**WHAT TO PRODUCE:**
Output the records exactly, every one of them.

**DATA EXTRACTS:**
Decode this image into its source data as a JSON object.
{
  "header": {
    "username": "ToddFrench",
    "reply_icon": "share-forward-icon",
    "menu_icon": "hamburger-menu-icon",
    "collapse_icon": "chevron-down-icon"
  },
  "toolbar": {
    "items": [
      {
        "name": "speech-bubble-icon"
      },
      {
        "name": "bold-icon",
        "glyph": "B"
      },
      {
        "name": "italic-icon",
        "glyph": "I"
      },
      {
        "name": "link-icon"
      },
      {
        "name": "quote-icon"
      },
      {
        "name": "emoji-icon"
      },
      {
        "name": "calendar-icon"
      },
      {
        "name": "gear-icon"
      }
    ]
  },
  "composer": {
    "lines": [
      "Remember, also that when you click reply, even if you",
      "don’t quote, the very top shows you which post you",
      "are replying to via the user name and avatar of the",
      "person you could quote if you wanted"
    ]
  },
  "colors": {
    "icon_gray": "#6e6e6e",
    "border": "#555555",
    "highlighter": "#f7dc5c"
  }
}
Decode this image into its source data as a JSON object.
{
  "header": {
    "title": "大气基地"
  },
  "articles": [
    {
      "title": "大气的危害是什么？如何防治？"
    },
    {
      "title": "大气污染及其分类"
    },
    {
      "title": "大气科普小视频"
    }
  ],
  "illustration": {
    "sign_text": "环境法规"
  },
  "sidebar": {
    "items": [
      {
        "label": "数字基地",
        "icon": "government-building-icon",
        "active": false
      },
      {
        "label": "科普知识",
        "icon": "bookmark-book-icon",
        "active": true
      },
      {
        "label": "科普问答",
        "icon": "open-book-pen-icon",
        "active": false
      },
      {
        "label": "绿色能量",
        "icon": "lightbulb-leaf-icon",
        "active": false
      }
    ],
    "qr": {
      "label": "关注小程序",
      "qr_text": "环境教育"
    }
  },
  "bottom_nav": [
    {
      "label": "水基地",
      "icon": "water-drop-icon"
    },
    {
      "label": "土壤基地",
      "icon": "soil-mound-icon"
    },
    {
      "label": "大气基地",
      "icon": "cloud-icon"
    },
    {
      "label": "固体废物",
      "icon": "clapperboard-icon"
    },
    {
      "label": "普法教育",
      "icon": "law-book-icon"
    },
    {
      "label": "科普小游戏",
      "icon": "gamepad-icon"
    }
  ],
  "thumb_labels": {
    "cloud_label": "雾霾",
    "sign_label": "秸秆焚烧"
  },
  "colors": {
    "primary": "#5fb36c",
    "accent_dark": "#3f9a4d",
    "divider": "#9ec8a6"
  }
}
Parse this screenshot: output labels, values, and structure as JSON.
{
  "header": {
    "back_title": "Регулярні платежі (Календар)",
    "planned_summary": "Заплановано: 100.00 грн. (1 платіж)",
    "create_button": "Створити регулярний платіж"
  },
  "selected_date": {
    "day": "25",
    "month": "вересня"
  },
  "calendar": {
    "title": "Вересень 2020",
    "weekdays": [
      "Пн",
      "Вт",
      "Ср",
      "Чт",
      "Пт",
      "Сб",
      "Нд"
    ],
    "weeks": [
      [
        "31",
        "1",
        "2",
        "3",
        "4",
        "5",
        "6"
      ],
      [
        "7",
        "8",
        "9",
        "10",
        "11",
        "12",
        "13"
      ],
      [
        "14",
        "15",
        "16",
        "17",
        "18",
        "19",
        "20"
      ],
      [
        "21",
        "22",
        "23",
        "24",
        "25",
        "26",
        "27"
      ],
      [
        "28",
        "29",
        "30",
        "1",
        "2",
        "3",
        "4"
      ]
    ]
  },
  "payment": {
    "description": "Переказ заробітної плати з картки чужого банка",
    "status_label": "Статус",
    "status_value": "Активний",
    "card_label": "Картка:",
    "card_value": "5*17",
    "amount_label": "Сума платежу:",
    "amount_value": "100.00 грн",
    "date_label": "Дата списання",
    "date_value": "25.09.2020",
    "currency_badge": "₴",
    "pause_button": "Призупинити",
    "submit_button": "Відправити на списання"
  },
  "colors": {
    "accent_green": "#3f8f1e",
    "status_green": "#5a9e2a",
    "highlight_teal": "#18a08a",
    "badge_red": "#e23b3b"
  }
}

**PROBLEM SOLUTION:**
Decode this image into its source data as a JSON object.
{
  "header": {
    "username": "ToddFrench",
    "reply_icon": "share-forward-icon",
    "menu_icon": "hamburger-menu-icon",
    "collapse_icon": "chevron-down-icon"
  },
  "toolbar": {
    "items": [
      {
        "name": "speech-bubble-icon"
      },
      {
        "name": "bold-icon",
        "glyph": "B"
      },
      {
        "name": "italic-icon",
        "glyph": "I"
      },
      {
        "name": "link-icon"
      },
      {
        "name": "quote-icon"
      },
      {
        "name": "emoji-icon"
      },
      {
        "name": "calendar-icon"
      },
      {
        "name": "gear-icon"
      }
    ]
  },
  "composer": {
    "lines": [
      "Remember, also that when you click reply, even if you",
      "don’t quote, the very top shows you which post you",
      "are replying to via the user name and avatar of the",
      "person you could quote if you wanted"
    ]
  },
  "colors": {
    "icon_gray": "#6e6e6e",
    "border": "#555555",
    "highlighter": "#f7dc5c"
  }
}
Decode this image into its source data as a JSON object.
{
  "header": {
    "title": "大气基地"
  },
  "articles": [
    {
      "title": "大气的危害是什么？如何防治？"
    },
    {
      "title": "大气污染及其分类"
    },
    {
      "title": "大气科普小视频"
    }
  ],
  "illustration": {
    "sign_text": "环境法规"
  },
  "sidebar": {
    "items": [
      {
        "label": "数字基地",
        "icon": "government-building-icon",
        "active": false
      },
      {
        "label": "科普知识",
        "icon": "bookmark-book-icon",
        "active": true
      },
      {
        "label": "科普问答",
        "icon": "open-book-pen-icon",
        "active": false
      },
      {
        "label": "绿色能量",
        "icon": "lightbulb-leaf-icon",
        "active": false
      }
    ],
    "qr": {
      "label": "关注小程序",
      "qr_text": "环境教育"
    }
  },
  "bottom_nav": [
    {
      "label": "水基地",
      "icon": "water-drop-icon"
    },
    {
      "label": "土壤基地",
      "icon": "soil-mound-icon"
    },
    {
      "label": "大气基地",
      "icon": "cloud-icon"
    },
    {
      "label": "固体废物",
      "icon": "clapperboard-icon"
    },
    {
      "label": "普法教育",
      "icon": "law-book-icon"
    },
    {
      "label": "科普小游戏",
      "icon": "gamepad-icon"
    }
  ],
  "thumb_labels": {
    "cloud_label": "雾霾",
    "sign_label": "秸秆焚烧"
  },
  "colors": {
    "primary": "#5fb36c",
    "accent_dark": "#3f9a4d",
    "divider": "#9ec8a6"
  }
}
Parse this screenshot: output labels, values, and structure as JSON.
{
  "header": {
    "back_title": "Регулярні платежі (Календар)",
    "planned_summary": "Заплановано: 100.00 грн. (1 платіж)",
    "create_button": "Створити регулярний платіж"
  },
  "selected_date": {
    "day": "25",
    "month": "вересня"
  },
  "calendar": {
    "title": "Вересень 2020",
    "weekdays": [
      "Пн",
      "Вт",
      "Ср",
      "Чт",
      "Пт",
      "Сб",
      "Нд"
    ],
    "weeks": [
      [
        "31",
        "1",
        "2",
        "3",
        "4",
        "5",
        "6"
      ],
      [
        "7",
        "8",
        "9",
        "10",
        "11",
        "12",
        "13"
      ],
      [
        "14",
        "15",
        "16",
        "17",
        "18",
        "19",
        "20"
      ],
      [
        "21",
        "22",
        "23",
        "24",
        "25",
        "26",
        "27"
      ],
      [
        "28",
        "29",
        "30",
        "1",
        "2",
        "3",
        "4"
      ]
    ]
  },
  "payment": {
    "description": "Переказ заробітної плати з картки чужого банка",
    "status_label": "Статус",
    "status_value": "Активний",
    "card_label": "Картка:",
    "card_value": "5*17",
    "amount_label": "Сума платежу:",
    "amount_value": "100.00 грн",
    "date_label": "Дата списання",
    "date_value": "25.09.2020",
    "currency_badge": "₴",
    "pause_button": "Призупинити",
    "submit_button": "Відправити на списання"
  },
  "colors": {
    "accent_green": "#3f8f1e",
    "status_green": "#5a9e2a",
    "highlight_teal": "#18a08a",
    "badge_red": "#e23b3b"
  }
}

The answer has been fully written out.